Read the data, and whenever a line holds the word "apply", report that line.

(Saved data entries)
__________________________________________________

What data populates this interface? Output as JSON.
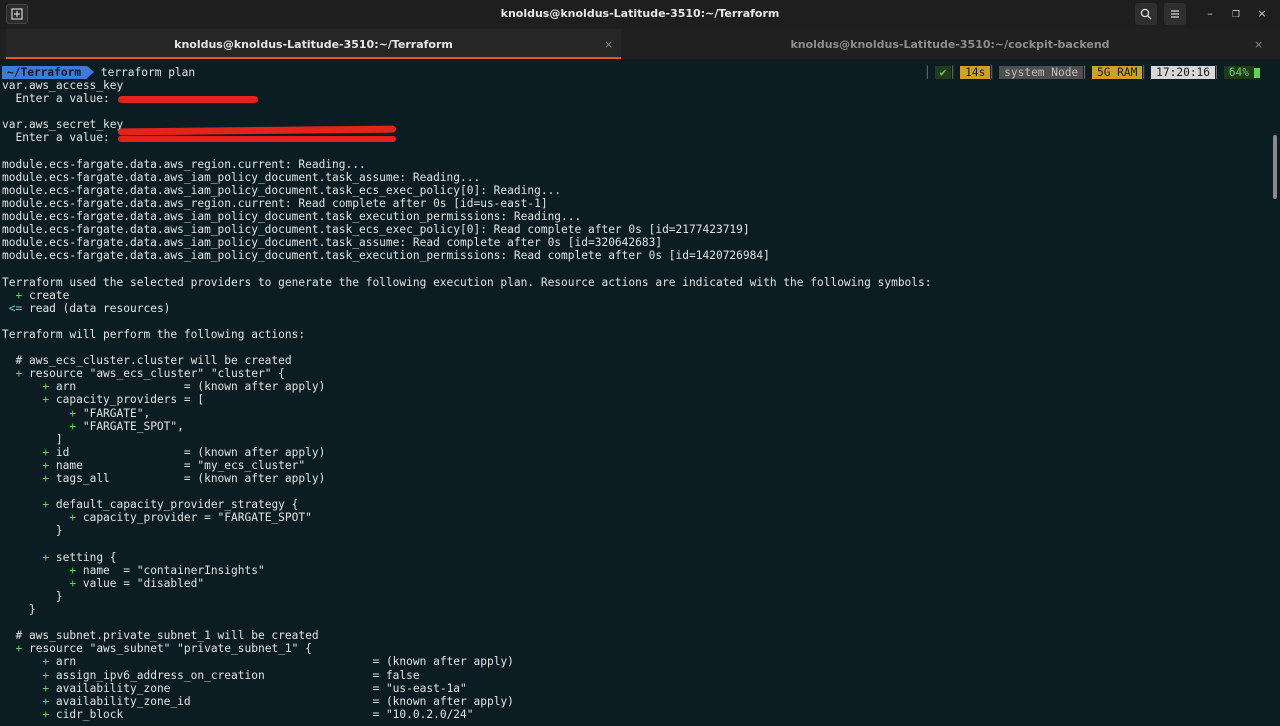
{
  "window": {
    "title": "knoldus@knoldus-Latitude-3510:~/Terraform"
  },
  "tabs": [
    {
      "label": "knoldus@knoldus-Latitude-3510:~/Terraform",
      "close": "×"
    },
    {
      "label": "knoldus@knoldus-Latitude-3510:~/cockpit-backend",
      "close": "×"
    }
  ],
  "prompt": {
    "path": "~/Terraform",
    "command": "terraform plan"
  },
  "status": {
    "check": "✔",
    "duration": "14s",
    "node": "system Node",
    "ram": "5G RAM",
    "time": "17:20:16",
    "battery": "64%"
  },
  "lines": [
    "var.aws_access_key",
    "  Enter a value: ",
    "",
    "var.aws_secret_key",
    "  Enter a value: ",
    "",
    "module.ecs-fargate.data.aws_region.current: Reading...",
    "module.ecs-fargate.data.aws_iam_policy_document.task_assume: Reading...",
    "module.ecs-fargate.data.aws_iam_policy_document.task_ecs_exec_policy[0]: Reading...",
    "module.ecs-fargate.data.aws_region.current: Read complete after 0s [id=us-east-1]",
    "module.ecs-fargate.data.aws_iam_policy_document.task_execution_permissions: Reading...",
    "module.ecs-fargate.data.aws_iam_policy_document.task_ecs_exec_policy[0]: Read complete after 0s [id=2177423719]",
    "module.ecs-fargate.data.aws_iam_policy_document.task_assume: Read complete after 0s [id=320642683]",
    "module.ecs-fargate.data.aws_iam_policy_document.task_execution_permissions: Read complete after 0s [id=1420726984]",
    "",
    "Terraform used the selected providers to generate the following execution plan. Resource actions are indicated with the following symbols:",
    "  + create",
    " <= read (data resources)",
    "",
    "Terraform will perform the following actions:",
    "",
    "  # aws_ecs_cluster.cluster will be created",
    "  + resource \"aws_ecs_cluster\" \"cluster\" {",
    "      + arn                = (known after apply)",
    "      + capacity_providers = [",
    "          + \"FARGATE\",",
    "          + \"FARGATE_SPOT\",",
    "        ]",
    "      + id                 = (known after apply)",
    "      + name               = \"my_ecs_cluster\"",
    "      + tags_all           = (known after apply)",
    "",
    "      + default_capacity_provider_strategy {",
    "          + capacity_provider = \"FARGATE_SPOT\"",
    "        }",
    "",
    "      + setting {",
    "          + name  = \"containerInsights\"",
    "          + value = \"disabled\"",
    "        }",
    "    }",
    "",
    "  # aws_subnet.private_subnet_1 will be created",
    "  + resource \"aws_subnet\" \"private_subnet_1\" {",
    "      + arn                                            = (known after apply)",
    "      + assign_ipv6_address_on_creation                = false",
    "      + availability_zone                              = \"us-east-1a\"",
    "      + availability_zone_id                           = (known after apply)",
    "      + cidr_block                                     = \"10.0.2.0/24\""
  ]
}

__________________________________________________

* Answer area *
    "      + arn                = (known after apply)",
    "      + id                 = (known after apply)",
    "      + tags_all           = (known after apply)",
    "      + arn                                            = (known after apply)",
    "      + availability_zone_id                           = (known after apply)",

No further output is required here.